Articles | Volume 15, issue 21
Research article
10 Nov 2015
Research article |  | 10 Nov 2015

Comparison of the CMAM30 data set with ACE-FTS and OSIRIS: polar regions

D. Pendlebury, D. Plummer, J. Scinocca, P. Sheese, K. Strong, K. Walker, and D. Degenstein

Abstract. CMAM30 is a 30-year data set extending from 1979 to 2010 that is generated using a version of the Canadian Middle Atmosphere Model (CMAM) in which the winds and temperatures are relaxed to the Interim Reanalysis product from the European Centre for Medium-Range Weather Forecasts (ERA-Interim). The data set has dynamical fields that are very close to the reanalysis below 1 hPa and chemical tracers that are self-consistent with respect to the model winds and temperature. The chemical tracers are expected to be close to actual observations. The data set is here compared to two satellite records – the Atmospheric Chemistry Experiment Fourier transform spectrometer and the Odin Optical Spectrograph and Infrared Imaging System – for the purpose of validating the temperature, ozone, water vapour and methane fields. Data from the Aura microwave limb sounder are also used for validation of the chemical processing in the polar vortex. It is found that the CMAM30 temperature is warmer by up to 5 K in the stratosphere, with a low bias in the mesosphere of ~ 5–15 K. Ozone is reasonable (±15 %), except near the tropopause globally and in the Southern Hemisphere winter polar vortex. Water vapour is consistently low by 10–20 %, with corresponding high methane of 10–20 %, except in the Southern Hemisphere polar vortex. Discrepancies in this region are shown to stem from the treatment of polar stratospheric cloud formation in the model.
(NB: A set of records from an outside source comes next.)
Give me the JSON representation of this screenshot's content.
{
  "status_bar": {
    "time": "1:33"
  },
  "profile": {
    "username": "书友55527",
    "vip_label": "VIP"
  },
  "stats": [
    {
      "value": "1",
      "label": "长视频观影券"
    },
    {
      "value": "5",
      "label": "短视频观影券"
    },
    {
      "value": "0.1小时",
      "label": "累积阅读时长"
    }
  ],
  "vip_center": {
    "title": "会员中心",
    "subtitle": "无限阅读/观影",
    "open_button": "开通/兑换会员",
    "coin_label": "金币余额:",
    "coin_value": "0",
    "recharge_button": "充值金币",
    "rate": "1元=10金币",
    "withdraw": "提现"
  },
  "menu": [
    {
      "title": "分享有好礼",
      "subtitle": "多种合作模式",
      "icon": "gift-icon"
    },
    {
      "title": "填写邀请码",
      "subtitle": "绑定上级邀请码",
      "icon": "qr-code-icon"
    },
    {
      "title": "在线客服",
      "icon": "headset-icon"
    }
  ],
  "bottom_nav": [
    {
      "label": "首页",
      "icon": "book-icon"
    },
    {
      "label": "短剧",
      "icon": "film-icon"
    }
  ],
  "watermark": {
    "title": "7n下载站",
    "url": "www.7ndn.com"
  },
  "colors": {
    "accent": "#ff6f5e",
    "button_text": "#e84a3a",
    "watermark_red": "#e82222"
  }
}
Short summary
The CMAM30 data set takes a chemistry-climate model and relaxes the dynamics to reanalysis, which can then provide chemistry fields not available from the reanalysis data set. This paper addresses this gap by comparing temperature, water vapour, ozone and methane to satellite data to determine and document any biases in the model fields. The lack of ozone destruction and dehydration in the SH polar vortex is shown to be due to the treatment of polar stratosphere clouds in the model.
Final-revised paper